December can be a very expensive month, whether it is paying for presents, going to parties and festive events, new clothes, food, drink, or even heating your home.
To manage cash flow, you might have been tempted by an offer of short-term credit, Buy Now Pay Later (BNPL) schemes, when you buy goods and services, allowing you to split payments over a few months. Some of the biggest BNPL lenders in the U.K. are companies such as Klarna, Clearpay, and Laybuy.
It’s a fast-growing market, and more than a third (36 percent) of Brits have used BNPL services at some point this year, which is more than 19 million people; a figure that has tripled since 2021. With this dramatic market growth, new, more unfamiliar lenders have entered the market.
You now regularly see some retailers encouraging customers to choose BNPL over other ways of paying, by making it the default payment option or by offering an incentive such as a discount or free delivery.
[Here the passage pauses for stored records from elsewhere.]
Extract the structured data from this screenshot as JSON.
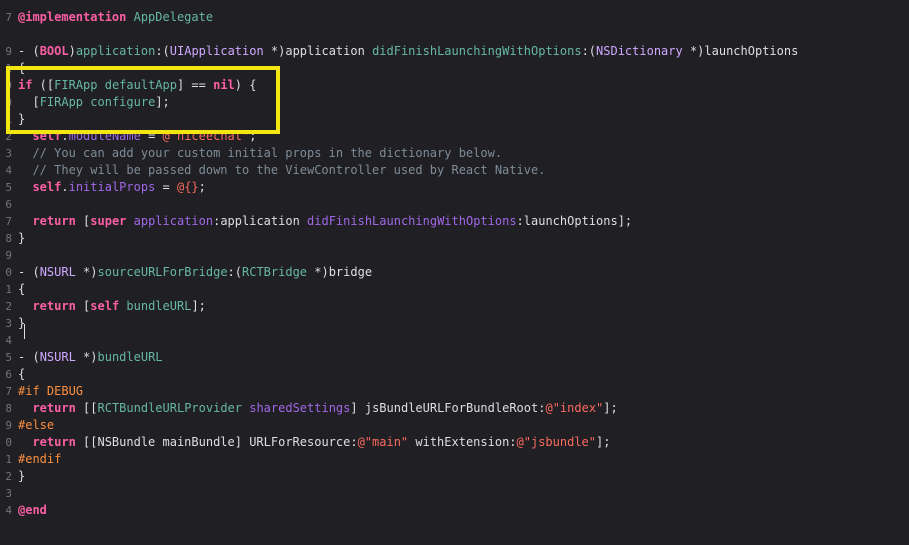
{
  "editor": {
    "highlight_color": "#f4e611",
    "lines": [
      {
        "num": "",
        "tokens": [
          {
            "t": "",
            "c": "plain"
          }
        ]
      },
      {
        "num": "7",
        "tokens": [
          {
            "t": "@implementation",
            "c": "kw"
          },
          {
            "t": " ",
            "c": "plain"
          },
          {
            "t": "AppDelegate",
            "c": "cls"
          }
        ]
      },
      {
        "num": "",
        "tokens": [
          {
            "t": "",
            "c": "plain"
          }
        ]
      },
      {
        "num": "9",
        "tokens": [
          {
            "t": "- (",
            "c": "plain"
          },
          {
            "t": "BOOL",
            "c": "kw"
          },
          {
            "t": ")",
            "c": "plain"
          },
          {
            "t": "application",
            "c": "meth"
          },
          {
            "t": ":(",
            "c": "plain"
          },
          {
            "t": "UIApplication",
            "c": "type"
          },
          {
            "t": " *)application ",
            "c": "plain"
          },
          {
            "t": "didFinishLaunchingWithOptions",
            "c": "meth"
          },
          {
            "t": ":(",
            "c": "plain"
          },
          {
            "t": "NSDictionary",
            "c": "type"
          },
          {
            "t": " *)launchOptions",
            "c": "plain"
          }
        ]
      },
      {
        "num": "1",
        "tokens": [
          {
            "t": "{",
            "c": "plain"
          }
        ]
      },
      {
        "num": "9",
        "tokens": [
          {
            "t": "if",
            "c": "kw"
          },
          {
            "t": " ([",
            "c": "plain"
          },
          {
            "t": "FIRApp",
            "c": "cls"
          },
          {
            "t": " ",
            "c": "plain"
          },
          {
            "t": "defaultApp",
            "c": "meth"
          },
          {
            "t": "] == ",
            "c": "plain"
          },
          {
            "t": "nil",
            "c": "kw"
          },
          {
            "t": ") {",
            "c": "plain"
          }
        ]
      },
      {
        "num": "0",
        "tokens": [
          {
            "t": "  [",
            "c": "plain"
          },
          {
            "t": "FIRApp",
            "c": "cls"
          },
          {
            "t": " ",
            "c": "plain"
          },
          {
            "t": "configure",
            "c": "meth"
          },
          {
            "t": "];",
            "c": "plain"
          }
        ]
      },
      {
        "num": "1",
        "tokens": [
          {
            "t": "}",
            "c": "plain"
          }
        ]
      },
      {
        "num": "2",
        "tokens": [
          {
            "t": "  ",
            "c": "plain"
          },
          {
            "t": "self",
            "c": "kw"
          },
          {
            "t": ".",
            "c": "plain"
          },
          {
            "t": "moduleName",
            "c": "ext"
          },
          {
            "t": " = ",
            "c": "plain"
          },
          {
            "t": "@\"niceechat\"",
            "c": "str"
          },
          {
            "t": ";",
            "c": "plain"
          }
        ]
      },
      {
        "num": "3",
        "tokens": [
          {
            "t": "  // You can add your custom initial props in the dictionary below.",
            "c": "cmt"
          }
        ]
      },
      {
        "num": "4",
        "tokens": [
          {
            "t": "  // They will be passed down to the ViewController used by React Native.",
            "c": "cmt"
          }
        ]
      },
      {
        "num": "5",
        "tokens": [
          {
            "t": "  ",
            "c": "plain"
          },
          {
            "t": "self",
            "c": "kw"
          },
          {
            "t": ".",
            "c": "plain"
          },
          {
            "t": "initialProps",
            "c": "ext"
          },
          {
            "t": " = ",
            "c": "plain"
          },
          {
            "t": "@{}",
            "c": "str"
          },
          {
            "t": ";",
            "c": "plain"
          }
        ]
      },
      {
        "num": "6",
        "tokens": [
          {
            "t": "",
            "c": "plain"
          }
        ]
      },
      {
        "num": "7",
        "tokens": [
          {
            "t": "  ",
            "c": "plain"
          },
          {
            "t": "return",
            "c": "kw"
          },
          {
            "t": " [",
            "c": "plain"
          },
          {
            "t": "super",
            "c": "kw"
          },
          {
            "t": " ",
            "c": "plain"
          },
          {
            "t": "application",
            "c": "ext"
          },
          {
            "t": ":application ",
            "c": "plain"
          },
          {
            "t": "didFinishLaunchingWithOptions",
            "c": "ext"
          },
          {
            "t": ":launchOptions];",
            "c": "plain"
          }
        ]
      },
      {
        "num": "8",
        "tokens": [
          {
            "t": "}",
            "c": "plain"
          }
        ]
      },
      {
        "num": "9",
        "tokens": [
          {
            "t": "",
            "c": "plain"
          }
        ]
      },
      {
        "num": "0",
        "tokens": [
          {
            "t": "- (",
            "c": "plain"
          },
          {
            "t": "NSURL",
            "c": "type"
          },
          {
            "t": " *)",
            "c": "plain"
          },
          {
            "t": "sourceURLForBridge",
            "c": "meth"
          },
          {
            "t": ":(",
            "c": "plain"
          },
          {
            "t": "RCTBridge",
            "c": "cls"
          },
          {
            "t": " *)bridge",
            "c": "plain"
          }
        ]
      },
      {
        "num": "1",
        "tokens": [
          {
            "t": "{",
            "c": "plain"
          }
        ]
      },
      {
        "num": "2",
        "tokens": [
          {
            "t": "  ",
            "c": "plain"
          },
          {
            "t": "return",
            "c": "kw"
          },
          {
            "t": " [",
            "c": "plain"
          },
          {
            "t": "self",
            "c": "kw"
          },
          {
            "t": " ",
            "c": "plain"
          },
          {
            "t": "bundleURL",
            "c": "meth"
          },
          {
            "t": "];",
            "c": "plain"
          }
        ]
      },
      {
        "num": "3",
        "tokens": [
          {
            "t": "}",
            "c": "plain"
          }
        ]
      },
      {
        "num": "4",
        "tokens": [
          {
            "t": "",
            "c": "plain"
          }
        ]
      },
      {
        "num": "5",
        "tokens": [
          {
            "t": "- (",
            "c": "plain"
          },
          {
            "t": "NSURL",
            "c": "type"
          },
          {
            "t": " *)",
            "c": "plain"
          },
          {
            "t": "bundleURL",
            "c": "meth"
          }
        ]
      },
      {
        "num": "6",
        "tokens": [
          {
            "t": "{",
            "c": "plain"
          }
        ]
      },
      {
        "num": "7",
        "tokens": [
          {
            "t": "#if DEBUG",
            "c": "pre"
          }
        ]
      },
      {
        "num": "8",
        "tokens": [
          {
            "t": "  ",
            "c": "plain"
          },
          {
            "t": "return",
            "c": "kw"
          },
          {
            "t": " [[",
            "c": "plain"
          },
          {
            "t": "RCTBundleURLProvider",
            "c": "cls"
          },
          {
            "t": " ",
            "c": "plain"
          },
          {
            "t": "sharedSettings",
            "c": "ext"
          },
          {
            "t": "] jsBundleURLForBundleRoot:",
            "c": "plain"
          },
          {
            "t": "@\"index\"",
            "c": "str"
          },
          {
            "t": "];",
            "c": "plain"
          }
        ]
      },
      {
        "num": "9",
        "tokens": [
          {
            "t": "#else",
            "c": "pre"
          }
        ]
      },
      {
        "num": "0",
        "tokens": [
          {
            "t": "  ",
            "c": "plain"
          },
          {
            "t": "return",
            "c": "kw"
          },
          {
            "t": " [[NSBundle mainBundle] URLForResource:",
            "c": "plain"
          },
          {
            "t": "@\"main\"",
            "c": "str"
          },
          {
            "t": " withExtension:",
            "c": "plain"
          },
          {
            "t": "@\"jsbundle\"",
            "c": "str"
          },
          {
            "t": "];",
            "c": "plain"
          }
        ]
      },
      {
        "num": "1",
        "tokens": [
          {
            "t": "#endif",
            "c": "pre"
          }
        ]
      },
      {
        "num": "2",
        "tokens": [
          {
            "t": "}",
            "c": "plain"
          }
        ]
      },
      {
        "num": "3",
        "tokens": [
          {
            "t": "",
            "c": "plain"
          }
        ]
      },
      {
        "num": "4",
        "tokens": [
          {
            "t": "@end",
            "c": "kw"
          }
        ]
      },
      {
        "num": "",
        "tokens": [
          {
            "t": "",
            "c": "plain"
          }
        ]
      }
    ]
  }
}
And its ease and availability are proving attractive. To afford Christmas, our research shows that more than half of parents with children in primary school are likely to BNPL schemes to push paying for Christmas in 2024.
As with all sources of credit, BNPL can certainly be a useful way to spread the cost of purchases if you use it carefully and can afford the repayments but be aware that not all credit is the same.
Unlike other credit options, BNPL lending does not require any affordability checks. It works differently from credit cards, there’s no Section 75 consumer protection when you pay on BNPL or protection if something goes wrong – you can’t go to the Financial Ombudsman Service if you have a complaint.
Taking out lots of BNPL agreements for small amounts can end up being confusing, so keep a record of how much you owe in total, how you’ll make the total overall repayments, and what will happen if you can’t pay on time.
If you find you can’t afford to reduce your debts after paying your priority bills and essentials, seek advice as soon as possible.